#### Task to complete
Give the records again in full, exactly as written.

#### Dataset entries
• • • •

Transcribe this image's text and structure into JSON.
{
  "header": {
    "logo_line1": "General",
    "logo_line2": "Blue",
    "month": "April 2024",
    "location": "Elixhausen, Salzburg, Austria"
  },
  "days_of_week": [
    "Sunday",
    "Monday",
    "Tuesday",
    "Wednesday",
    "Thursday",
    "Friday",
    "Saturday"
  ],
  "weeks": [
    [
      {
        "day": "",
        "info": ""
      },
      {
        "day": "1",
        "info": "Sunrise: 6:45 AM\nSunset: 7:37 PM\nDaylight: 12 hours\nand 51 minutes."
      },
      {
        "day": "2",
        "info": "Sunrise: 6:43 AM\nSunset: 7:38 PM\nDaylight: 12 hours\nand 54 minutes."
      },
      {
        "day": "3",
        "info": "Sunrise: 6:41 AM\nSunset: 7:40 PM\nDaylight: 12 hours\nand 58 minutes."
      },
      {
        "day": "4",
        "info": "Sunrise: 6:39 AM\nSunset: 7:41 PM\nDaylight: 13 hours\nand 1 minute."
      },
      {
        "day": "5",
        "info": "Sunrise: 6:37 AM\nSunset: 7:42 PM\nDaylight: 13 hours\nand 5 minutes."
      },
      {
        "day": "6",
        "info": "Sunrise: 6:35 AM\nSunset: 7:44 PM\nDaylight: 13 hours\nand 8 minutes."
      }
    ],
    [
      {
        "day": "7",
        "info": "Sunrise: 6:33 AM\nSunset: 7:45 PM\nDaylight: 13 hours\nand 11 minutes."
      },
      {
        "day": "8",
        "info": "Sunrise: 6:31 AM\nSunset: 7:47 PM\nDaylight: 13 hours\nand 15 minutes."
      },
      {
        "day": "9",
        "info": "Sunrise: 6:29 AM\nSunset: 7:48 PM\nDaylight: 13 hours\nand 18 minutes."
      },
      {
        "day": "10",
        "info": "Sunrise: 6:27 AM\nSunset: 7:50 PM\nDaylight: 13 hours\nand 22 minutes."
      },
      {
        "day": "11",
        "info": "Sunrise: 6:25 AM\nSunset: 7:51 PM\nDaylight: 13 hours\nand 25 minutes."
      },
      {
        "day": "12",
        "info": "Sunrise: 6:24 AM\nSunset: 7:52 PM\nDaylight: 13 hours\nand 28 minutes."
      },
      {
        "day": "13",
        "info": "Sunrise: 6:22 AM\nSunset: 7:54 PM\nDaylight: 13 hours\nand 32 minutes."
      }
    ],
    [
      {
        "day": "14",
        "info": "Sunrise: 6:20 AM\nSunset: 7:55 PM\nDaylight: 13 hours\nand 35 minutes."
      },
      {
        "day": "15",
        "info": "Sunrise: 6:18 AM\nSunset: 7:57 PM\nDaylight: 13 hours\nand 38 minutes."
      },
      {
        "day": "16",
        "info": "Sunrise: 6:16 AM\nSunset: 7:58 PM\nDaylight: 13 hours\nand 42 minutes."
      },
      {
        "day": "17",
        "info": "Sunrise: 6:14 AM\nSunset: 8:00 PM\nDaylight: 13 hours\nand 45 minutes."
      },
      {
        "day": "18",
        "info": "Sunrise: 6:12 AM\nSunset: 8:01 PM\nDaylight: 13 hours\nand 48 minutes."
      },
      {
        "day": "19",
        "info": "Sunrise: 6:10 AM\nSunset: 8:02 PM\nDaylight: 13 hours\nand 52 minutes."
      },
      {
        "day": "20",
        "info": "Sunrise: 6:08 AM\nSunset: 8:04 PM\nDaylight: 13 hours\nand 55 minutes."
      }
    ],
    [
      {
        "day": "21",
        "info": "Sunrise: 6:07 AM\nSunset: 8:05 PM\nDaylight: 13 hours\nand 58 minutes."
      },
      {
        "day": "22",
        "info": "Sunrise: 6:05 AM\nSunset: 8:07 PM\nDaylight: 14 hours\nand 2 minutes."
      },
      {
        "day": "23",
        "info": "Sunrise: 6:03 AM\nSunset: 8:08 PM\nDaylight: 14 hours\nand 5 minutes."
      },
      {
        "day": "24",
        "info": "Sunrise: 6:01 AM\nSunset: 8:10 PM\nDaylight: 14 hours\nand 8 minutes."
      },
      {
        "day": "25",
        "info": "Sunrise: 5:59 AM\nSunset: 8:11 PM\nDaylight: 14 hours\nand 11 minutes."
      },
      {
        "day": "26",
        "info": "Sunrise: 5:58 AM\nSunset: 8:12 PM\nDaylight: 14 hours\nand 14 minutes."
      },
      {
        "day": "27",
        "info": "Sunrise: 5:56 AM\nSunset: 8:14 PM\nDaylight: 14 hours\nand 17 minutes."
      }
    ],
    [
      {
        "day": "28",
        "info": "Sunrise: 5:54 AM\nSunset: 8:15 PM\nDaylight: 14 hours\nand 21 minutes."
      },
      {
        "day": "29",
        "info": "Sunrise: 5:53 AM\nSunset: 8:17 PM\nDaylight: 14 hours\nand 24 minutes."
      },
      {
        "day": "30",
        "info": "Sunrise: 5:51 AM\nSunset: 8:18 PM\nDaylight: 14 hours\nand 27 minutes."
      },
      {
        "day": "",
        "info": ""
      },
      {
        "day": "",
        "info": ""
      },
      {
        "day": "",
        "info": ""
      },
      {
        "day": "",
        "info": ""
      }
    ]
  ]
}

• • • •

#### Expected answer
Transcribe this image's text and structure into JSON.
{
  "header": {
    "logo_line1": "General",
    "logo_line2": "Blue",
    "month": "April 2024",
    "location": "Elixhausen, Salzburg, Austria"
  },
  "days_of_week": [
    "Sunday",
    "Monday",
    "Tuesday",
    "Wednesday",
    "Thursday",
    "Friday",
    "Saturday"
  ],
  "weeks": [
    [
      {
        "day": "",
        "info": ""
      },
      {
        "day": "1",
        "info": "Sunrise: 6:45 AM\nSunset: 7:37 PM\nDaylight: 12 hours\nand 51 minutes."
      },
      {
        "day": "2",
        "info": "Sunrise: 6:43 AM\nSunset: 7:38 PM\nDaylight: 12 hours\nand 54 minutes."
      },
      {
        "day": "3",
        "info": "Sunrise: 6:41 AM\nSunset: 7:40 PM\nDaylight: 12 hours\nand 58 minutes."
      },
      {
        "day": "4",
        "info": "Sunrise: 6:39 AM\nSunset: 7:41 PM\nDaylight: 13 hours\nand 1 minute."
      },
      {
        "day": "5",
        "info": "Sunrise: 6:37 AM\nSunset: 7:42 PM\nDaylight: 13 hours\nand 5 minutes."
      },
      {
        "day": "6",
        "info": "Sunrise: 6:35 AM\nSunset: 7:44 PM\nDaylight: 13 hours\nand 8 minutes."
      }
    ],
    [
      {
        "day": "7",
        "info": "Sunrise: 6:33 AM\nSunset: 7:45 PM\nDaylight: 13 hours\nand 11 minutes."
      },
      {
        "day": "8",
        "info": "Sunrise: 6:31 AM\nSunset: 7:47 PM\nDaylight: 13 hours\nand 15 minutes."
      },
      {
        "day": "9",
        "info": "Sunrise: 6:29 AM\nSunset: 7:48 PM\nDaylight: 13 hours\nand 18 minutes."
      },
      {
        "day": "10",
        "info": "Sunrise: 6:27 AM\nSunset: 7:50 PM\nDaylight: 13 hours\nand 22 minutes."
      },
      {
        "day": "11",
        "info": "Sunrise: 6:25 AM\nSunset: 7:51 PM\nDaylight: 13 hours\nand 25 minutes."
      },
      {
        "day": "12",
        "info": "Sunrise: 6:24 AM\nSunset: 7:52 PM\nDaylight: 13 hours\nand 28 minutes."
      },
      {
        "day": "13",
        "info": "Sunrise: 6:22 AM\nSunset: 7:54 PM\nDaylight: 13 hours\nand 32 minutes."
      }
    ],
    [
      {
        "day": "14",
        "info": "Sunrise: 6:20 AM\nSunset: 7:55 PM\nDaylight: 13 hours\nand 35 minutes."
      },
      {
        "day": "15",
        "info": "Sunrise: 6:18 AM\nSunset: 7:57 PM\nDaylight: 13 hours\nand 38 minutes."
      },
      {
        "day": "16",
        "info": "Sunrise: 6:16 AM\nSunset: 7:58 PM\nDaylight: 13 hours\nand 42 minutes."
      },
      {
        "day": "17",
        "info": "Sunrise: 6:14 AM\nSunset: 8:00 PM\nDaylight: 13 hours\nand 45 minutes."
      },
      {
        "day": "18",
        "info": "Sunrise: 6:12 AM\nSunset: 8:01 PM\nDaylight: 13 hours\nand 48 minutes."
      },
      {
        "day": "19",
        "info": "Sunrise: 6:10 AM\nSunset: 8:02 PM\nDaylight: 13 hours\nand 52 minutes."
      },
      {
        "day": "20",
        "info": "Sunrise: 6:08 AM\nSunset: 8:04 PM\nDaylight: 13 hours\nand 55 minutes."
      }
    ],
    [
      {
        "day": "21",
        "info": "Sunrise: 6:07 AM\nSunset: 8:05 PM\nDaylight: 13 hours\nand 58 minutes."
      },
      {
        "day": "22",
        "info": "Sunrise: 6:05 AM\nSunset: 8:07 PM\nDaylight: 14 hours\nand 2 minutes."
      },
      {
        "day": "23",
        "info": "Sunrise: 6:03 AM\nSunset: 8:08 PM\nDaylight: 14 hours\nand 5 minutes."
      },
      {
        "day": "24",
        "info": "Sunrise: 6:01 AM\nSunset: 8:10 PM\nDaylight: 14 hours\nand 8 minutes."
      },
      {
        "day": "25",
        "info": "Sunrise: 5:59 AM\nSunset: 8:11 PM\nDaylight: 14 hours\nand 11 minutes."
      },
      {
        "day": "26",
        "info": "Sunrise: 5:58 AM\nSunset: 8:12 PM\nDaylight: 14 hours\nand 14 minutes."
      },
      {
        "day": "27",
        "info": "Sunrise: 5:56 AM\nSunset: 8:14 PM\nDaylight: 14 hours\nand 17 minutes."
      }
    ],
    [
      {
        "day": "28",
        "info": "Sunrise: 5:54 AM\nSunset: 8:15 PM\nDaylight: 14 hours\nand 21 minutes."
      },
      {
        "day": "29",
        "info": "Sunrise: 5:53 AM\nSunset: 8:17 PM\nDaylight: 14 hours\nand 24 minutes."
      },
      {
        "day": "30",
        "info": "Sunrise: 5:51 AM\nSunset: 8:18 PM\nDaylight: 14 hours\nand 27 minutes."
      },
      {
        "day": "",
        "info": ""
      },
      {
        "day": "",
        "info": ""
      },
      {
        "day": "",
        "info": ""
      },
      {
        "day": "",
        "info": ""
      }
    ]
  ]
}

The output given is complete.